* _To do_
Each entry is to be reproduced verbatim, and images are to be omitted.

****************************************

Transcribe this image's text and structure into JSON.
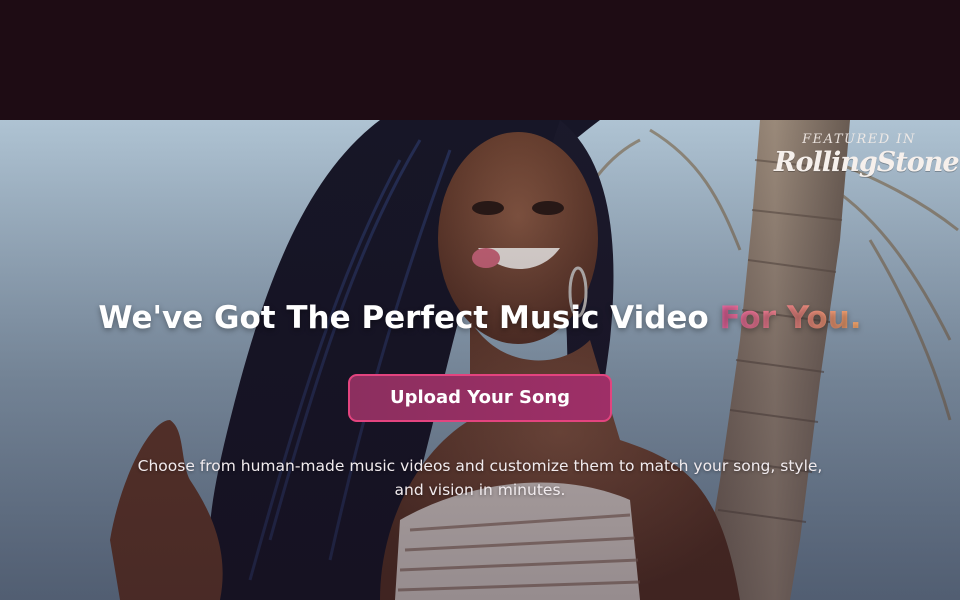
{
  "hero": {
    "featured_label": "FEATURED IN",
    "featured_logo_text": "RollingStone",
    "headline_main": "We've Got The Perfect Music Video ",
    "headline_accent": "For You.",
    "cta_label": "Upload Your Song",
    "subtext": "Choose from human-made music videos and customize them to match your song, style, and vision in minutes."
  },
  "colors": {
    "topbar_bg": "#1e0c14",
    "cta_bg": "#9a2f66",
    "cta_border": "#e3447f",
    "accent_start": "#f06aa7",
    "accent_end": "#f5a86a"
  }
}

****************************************

* _Answer to this task_
Transcribe this image's text and structure into JSON.
{
  "hero": {
    "featured_label": "FEATURED IN",
    "featured_logo_text": "RollingStone",
    "headline_main": "We've Got The Perfect Music Video ",
    "headline_accent": "For You.",
    "cta_label": "Upload Your Song",
    "subtext": "Choose from human-made music videos and customize them to match your song, style, and vision in minutes."
  },
  "colors": {
    "topbar_bg": "#1e0c14",
    "cta_bg": "#9a2f66",
    "cta_border": "#e3447f",
    "accent_start": "#f06aa7",
    "accent_end": "#f5a86a"
  }
}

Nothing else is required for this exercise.